Syrian government troops captured a key town near the Lebanese border from rebels on Tuesday, days after launching a broad offensive in the mountainous western region, state media, activists and the army said.
The attack on Qara began Friday morning in what appeared to be an operation aimed at cutting off rebel supply lines to Lebanon. The Qara route is particularly important to rebels entrenched in suburbs around Damascus, and also lies on the main north-south highway linking the capital to government strongholds along the Mediterranean coast.
State TV reported troops were "in full control," while the army said in a statement it had captured the town Tuesday morning and that "large numbers of terrorists who took positions in the city were wiped out." The Syrian government refers to all armed opposition fighters as terrorists.
"This achievement aims to strengthen control of supply lines and crossing points all the way to the border with Lebanon," it added.
The Britain-based Syrian Observatory for Human Rights confirmed that government troops control the town. It said the rebels, including members of the al-Qaida-linked Nusra Front, had withdrawn.
But Nusra Front fighters and members of al-Qaida's Islamic State in Iraq and the Levant vowed to return to Qara soon, the Observatory added.
A reporter for the private Lebanon-based satellite channel Al-Mayadeen who is embedded with the Syrian army reported from inside the town that troops had begun dismantling mines and explosives planted by the rebels. The channel showed soldiers on patrol searching for booby traps.
The border offensive is part of a larger government push that started last month and has taken several objectives, including a string of opposition-held suburbs south of Damascus as well as two towns and a military base around the northern city of Aleppo.
Qara, some 100 kilometers (60 miles) north of Damascus, has borne the brunt of the offensive so far. On Monday, government warplanes and artillery pounded the town and surrounding countryside, according to the Observatory, which uses a network of activists to monitor the conflict.
Rebels have responded with shelling into Damascus, with mortar fire hitting almost every day over the past two weeks leaving dozens of people dead or wounded.
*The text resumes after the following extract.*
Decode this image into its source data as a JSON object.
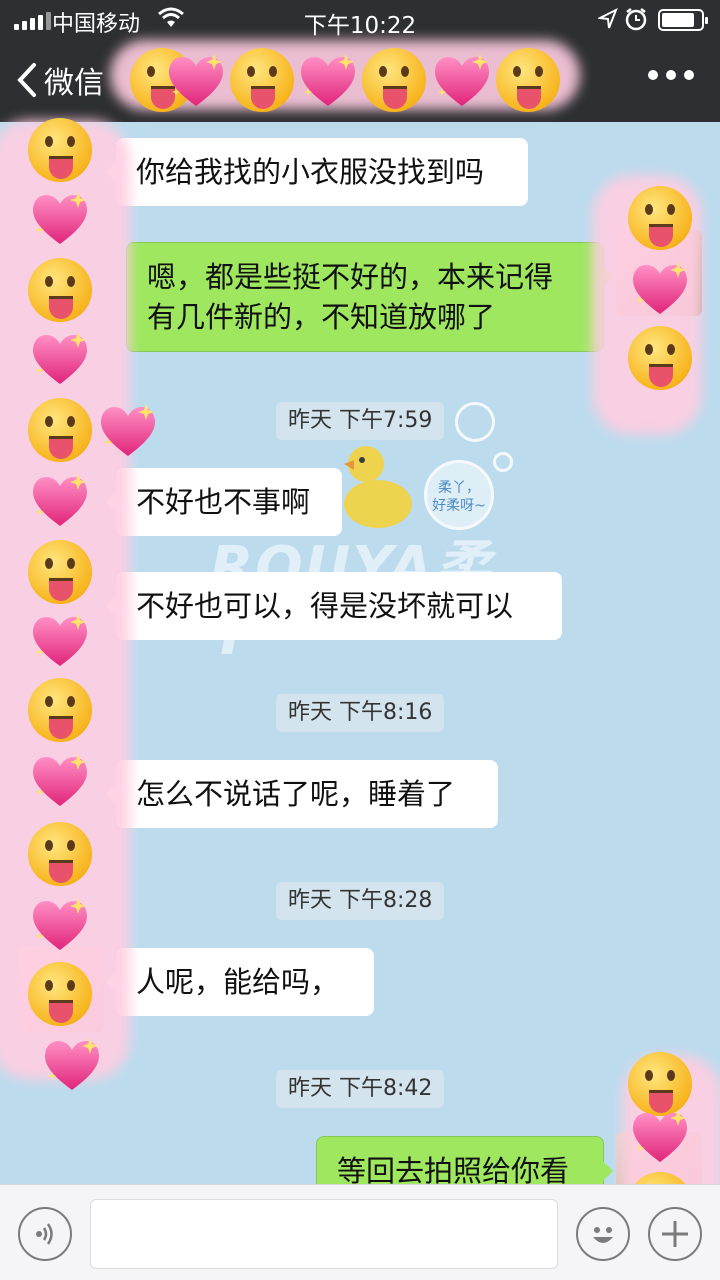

State-run news agency SANA reported that a mortar round hit the wall of the capital's historic Ummayad Mosque in the old quarter of Damascus, causing material damage but no casualties.
Some 120,00 people have been killed in the 2 ½ year conflict, which started as peaceful protests but deteriorated into all-out civil war after a brutal government crackdown. Both sides have killed civilians.
Also on Tuesday, New York-based Human Rights Watch said opposition fighters had apparently executed civilians and others in their custody during an attack late October in the central Christian village of Sadad.
In a statement, it said other civilians "were also killed unlawfully by opposition sniper fire" as well "opposition shelling."
Opposition fighters also refused to allow residents of the village to leave their homes in areas with active fighting, HRW said, quoting residents. In at least one case, fighters allegedly used a resident as a human shield. The village was captured days later by government troops.
"Opposition fighters came into Sadad claiming they would not harm civilians, but they did just that," said Sarah Leah Whitson, Middle East director at Human Rights Watch. "There is no excuse for indiscriminate or targeted attacks against civilians or civilian sites."
Meanwhile in Russia, Foreign Minister Sergey Lavrov said the main Western-backed Syrian opposition, the Syrian National Coalition, has agreed to attend talks in Moscow along with other Syrian opposition groups.
Lavrov wouldn't say when the talks are set to be held. He added that the coalition chief, Ahmad al-Jarba, said he couldn't visit Moscow himself at the time when the talks are planned, but remains open for future contacts.
Russia has proposed to host the talks as part of diplomatic efforts to help convene a Syrian peace conference in Geneva. Lavrov said that the National Coalition's acceptance of the offer is a positive step that signals that the opposition is getting "more realistic."
Mroue reported from Beirut.